App and web page records:
::::

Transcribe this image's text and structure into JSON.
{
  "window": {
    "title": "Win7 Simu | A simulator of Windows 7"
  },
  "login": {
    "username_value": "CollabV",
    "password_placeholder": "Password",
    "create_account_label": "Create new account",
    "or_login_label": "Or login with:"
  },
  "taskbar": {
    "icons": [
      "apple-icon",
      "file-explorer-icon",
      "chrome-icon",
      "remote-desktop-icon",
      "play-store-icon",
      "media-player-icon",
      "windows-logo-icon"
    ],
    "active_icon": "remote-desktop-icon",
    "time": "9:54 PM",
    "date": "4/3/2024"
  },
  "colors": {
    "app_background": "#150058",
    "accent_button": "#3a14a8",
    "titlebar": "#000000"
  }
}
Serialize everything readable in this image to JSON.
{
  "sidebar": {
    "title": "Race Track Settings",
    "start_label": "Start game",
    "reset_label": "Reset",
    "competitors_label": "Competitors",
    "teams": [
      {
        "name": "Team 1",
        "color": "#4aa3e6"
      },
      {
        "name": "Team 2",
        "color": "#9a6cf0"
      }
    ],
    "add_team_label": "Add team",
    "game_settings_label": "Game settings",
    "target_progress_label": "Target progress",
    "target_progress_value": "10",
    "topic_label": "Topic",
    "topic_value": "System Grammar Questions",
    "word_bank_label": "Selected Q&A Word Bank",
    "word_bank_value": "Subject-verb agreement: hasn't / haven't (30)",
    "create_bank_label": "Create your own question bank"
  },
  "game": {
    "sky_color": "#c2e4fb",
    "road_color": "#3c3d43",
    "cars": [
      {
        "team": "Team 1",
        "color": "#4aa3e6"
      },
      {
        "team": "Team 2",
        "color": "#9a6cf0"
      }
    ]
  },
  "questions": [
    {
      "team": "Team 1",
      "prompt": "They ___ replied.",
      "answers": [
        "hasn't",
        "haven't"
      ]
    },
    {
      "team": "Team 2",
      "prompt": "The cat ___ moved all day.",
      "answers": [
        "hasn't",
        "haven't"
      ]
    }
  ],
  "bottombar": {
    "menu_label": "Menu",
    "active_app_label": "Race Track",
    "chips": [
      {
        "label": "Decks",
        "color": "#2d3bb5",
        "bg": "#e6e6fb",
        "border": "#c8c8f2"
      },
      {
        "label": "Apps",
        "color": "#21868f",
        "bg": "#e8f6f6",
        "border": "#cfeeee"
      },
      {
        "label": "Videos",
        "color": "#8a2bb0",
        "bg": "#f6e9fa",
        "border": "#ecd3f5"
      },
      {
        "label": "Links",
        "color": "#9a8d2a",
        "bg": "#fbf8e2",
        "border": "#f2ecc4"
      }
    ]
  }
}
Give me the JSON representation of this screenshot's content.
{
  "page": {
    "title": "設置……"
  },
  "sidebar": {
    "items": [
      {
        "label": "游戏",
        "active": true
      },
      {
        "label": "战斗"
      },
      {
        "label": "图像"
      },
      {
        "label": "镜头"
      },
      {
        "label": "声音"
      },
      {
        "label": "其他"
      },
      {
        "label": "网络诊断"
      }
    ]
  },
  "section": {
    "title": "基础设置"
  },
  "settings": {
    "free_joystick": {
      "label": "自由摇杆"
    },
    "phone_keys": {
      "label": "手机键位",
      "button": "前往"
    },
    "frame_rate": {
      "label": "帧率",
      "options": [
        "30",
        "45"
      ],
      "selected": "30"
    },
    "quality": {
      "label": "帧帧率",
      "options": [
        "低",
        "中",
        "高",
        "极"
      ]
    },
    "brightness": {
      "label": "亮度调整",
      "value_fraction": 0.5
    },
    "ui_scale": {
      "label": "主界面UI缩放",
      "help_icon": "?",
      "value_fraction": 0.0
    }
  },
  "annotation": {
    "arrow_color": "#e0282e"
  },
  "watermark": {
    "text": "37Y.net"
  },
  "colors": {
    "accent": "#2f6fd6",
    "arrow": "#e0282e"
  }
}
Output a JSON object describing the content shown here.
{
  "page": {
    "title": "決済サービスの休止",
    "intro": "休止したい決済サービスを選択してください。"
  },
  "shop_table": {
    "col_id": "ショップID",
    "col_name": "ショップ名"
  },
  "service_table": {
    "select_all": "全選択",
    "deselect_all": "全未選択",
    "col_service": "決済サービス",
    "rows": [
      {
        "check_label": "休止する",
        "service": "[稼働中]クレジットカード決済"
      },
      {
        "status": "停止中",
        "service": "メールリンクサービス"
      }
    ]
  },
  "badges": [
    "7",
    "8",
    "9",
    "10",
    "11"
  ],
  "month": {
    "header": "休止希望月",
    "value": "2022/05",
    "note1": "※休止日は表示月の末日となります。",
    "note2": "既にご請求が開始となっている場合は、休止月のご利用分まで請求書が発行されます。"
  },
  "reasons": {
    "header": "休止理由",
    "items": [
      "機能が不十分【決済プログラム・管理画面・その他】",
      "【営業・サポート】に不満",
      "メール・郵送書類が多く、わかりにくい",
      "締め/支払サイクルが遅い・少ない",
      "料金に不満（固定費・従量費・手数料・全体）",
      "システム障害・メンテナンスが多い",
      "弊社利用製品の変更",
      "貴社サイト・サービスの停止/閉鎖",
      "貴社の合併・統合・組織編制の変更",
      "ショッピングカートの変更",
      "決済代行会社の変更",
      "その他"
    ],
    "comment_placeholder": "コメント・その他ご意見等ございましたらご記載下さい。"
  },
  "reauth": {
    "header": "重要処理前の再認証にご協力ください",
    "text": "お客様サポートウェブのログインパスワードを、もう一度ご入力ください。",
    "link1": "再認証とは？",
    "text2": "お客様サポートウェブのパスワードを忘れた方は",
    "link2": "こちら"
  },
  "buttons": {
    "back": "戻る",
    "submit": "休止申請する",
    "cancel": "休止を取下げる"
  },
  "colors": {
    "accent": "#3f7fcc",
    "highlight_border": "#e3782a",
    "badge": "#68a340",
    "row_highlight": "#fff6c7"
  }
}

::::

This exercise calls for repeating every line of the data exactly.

Transcribe this image's text and structure into JSON.
{
  "window": {
    "title": "Win7 Simu | A simulator of Windows 7"
  },
  "login": {
    "username_value": "CollabV",
    "password_placeholder": "Password",
    "create_account_label": "Create new account",
    "or_login_label": "Or login with:"
  },
  "taskbar": {
    "icons": [
      "apple-icon",
      "file-explorer-icon",
      "chrome-icon",
      "remote-desktop-icon",
      "play-store-icon",
      "media-player-icon",
      "windows-logo-icon"
    ],
    "active_icon": "remote-desktop-icon",
    "time": "9:54 PM",
    "date": "4/3/2024"
  },
  "colors": {
    "app_background": "#150058",
    "accent_button": "#3a14a8",
    "titlebar": "#000000"
  }
}
Serialize everything readable in this image to JSON.
{
  "sidebar": {
    "title": "Race Track Settings",
    "start_label": "Start game",
    "reset_label": "Reset",
    "competitors_label": "Competitors",
    "teams": [
      {
        "name": "Team 1",
        "color": "#4aa3e6"
      },
      {
        "name": "Team 2",
        "color": "#9a6cf0"
      }
    ],
    "add_team_label": "Add team",
    "game_settings_label": "Game settings",
    "target_progress_label": "Target progress",
    "target_progress_value": "10",
    "topic_label": "Topic",
    "topic_value": "System Grammar Questions",
    "word_bank_label": "Selected Q&A Word Bank",
    "word_bank_value": "Subject-verb agreement: hasn't / haven't (30)",
    "create_bank_label": "Create your own question bank"
  },
  "game": {
    "sky_color": "#c2e4fb",
    "road_color": "#3c3d43",
    "cars": [
      {
        "team": "Team 1",
        "color": "#4aa3e6"
      },
      {
        "team": "Team 2",
        "color": "#9a6cf0"
      }
    ]
  },
  "questions": [
    {
      "team": "Team 1",
      "prompt": "They ___ replied.",
      "answers": [
        "hasn't",
        "haven't"
      ]
    },
    {
      "team": "Team 2",
      "prompt": "The cat ___ moved all day.",
      "answers": [
        "hasn't",
        "haven't"
      ]
    }
  ],
  "bottombar": {
    "menu_label": "Menu",
    "active_app_label": "Race Track",
    "chips": [
      {
        "label": "Decks",
        "color": "#2d3bb5",
        "bg": "#e6e6fb",
        "border": "#c8c8f2"
      },
      {
        "label": "Apps",
        "color": "#21868f",
        "bg": "#e8f6f6",
        "border": "#cfeeee"
      },
      {
        "label": "Videos",
        "color": "#8a2bb0",
        "bg": "#f6e9fa",
        "border": "#ecd3f5"
      },
      {
        "label": "Links",
        "color": "#9a8d2a",
        "bg": "#fbf8e2",
        "border": "#f2ecc4"
      }
    ]
  }
}
Give me the JSON representation of this screenshot's content.
{
  "page": {
    "title": "設置……"
  },
  "sidebar": {
    "items": [
      {
        "label": "游戏",
        "active": true
      },
      {
        "label": "战斗"
      },
      {
        "label": "图像"
      },
      {
        "label": "镜头"
      },
      {
        "label": "声音"
      },
      {
        "label": "其他"
      },
      {
        "label": "网络诊断"
      }
    ]
  },
  "section": {
    "title": "基础设置"
  },
  "settings": {
    "free_joystick": {
      "label": "自由摇杆"
    },
    "phone_keys": {
      "label": "手机键位",
      "button": "前往"
    },
    "frame_rate": {
      "label": "帧率",
      "options": [
        "30",
        "45"
      ],
      "selected": "30"
    },
    "quality": {
      "label": "帧帧率",
      "options": [
        "低",
        "中",
        "高",
        "极"
      ]
    },
    "brightness": {
      "label": "亮度调整",
      "value_fraction": 0.5
    },
    "ui_scale": {
      "label": "主界面UI缩放",
      "help_icon": "?",
      "value_fraction": 0.0
    }
  },
  "annotation": {
    "arrow_color": "#e0282e"
  },
  "watermark": {
    "text": "37Y.net"
  },
  "colors": {
    "accent": "#2f6fd6",
    "arrow": "#e0282e"
  }
}
Output a JSON object describing the content shown here.
{
  "page": {
    "title": "決済サービスの休止",
    "intro": "休止したい決済サービスを選択してください。"
  },
  "shop_table": {
    "col_id": "ショップID",
    "col_name": "ショップ名"
  },
  "service_table": {
    "select_all": "全選択",
    "deselect_all": "全未選択",
    "col_service": "決済サービス",
    "rows": [
      {
        "check_label": "休止する",
        "service": "[稼働中]クレジットカード決済"
      },
      {
        "status": "停止中",
        "service": "メールリンクサービス"
      }
    ]
  },
  "badges": [
    "7",
    "8",
    "9",
    "10",
    "11"
  ],
  "month": {
    "header": "休止希望月",
    "value": "2022/05",
    "note1": "※休止日は表示月の末日となります。",
    "note2": "既にご請求が開始となっている場合は、休止月のご利用分まで請求書が発行されます。"
  },
  "reasons": {
    "header": "休止理由",
    "items": [
      "機能が不十分【決済プログラム・管理画面・その他】",
      "【営業・サポート】に不満",
      "メール・郵送書類が多く、わかりにくい",
      "締め/支払サイクルが遅い・少ない",
      "料金に不満（固定費・従量費・手数料・全体）",
      "システム障害・メンテナンスが多い",
      "弊社利用製品の変更",
      "貴社サイト・サービスの停止/閉鎖",
      "貴社の合併・統合・組織編制の変更",
      "ショッピングカートの変更",
      "決済代行会社の変更",
      "その他"
    ],
    "comment_placeholder": "コメント・その他ご意見等ございましたらご記載下さい。"
  },
  "reauth": {
    "header": "重要処理前の再認証にご協力ください",
    "text": "お客様サポートウェブのログインパスワードを、もう一度ご入力ください。",
    "link1": "再認証とは？",
    "text2": "お客様サポートウェブのパスワードを忘れた方は",
    "link2": "こちら"
  },
  "buttons": {
    "back": "戻る",
    "submit": "休止申請する",
    "cancel": "休止を取下げる"
  },
  "colors": {
    "accent": "#3f7fcc",
    "highlight_border": "#e3782a",
    "badge": "#68a340",
    "row_highlight": "#fff6c7"
  }
}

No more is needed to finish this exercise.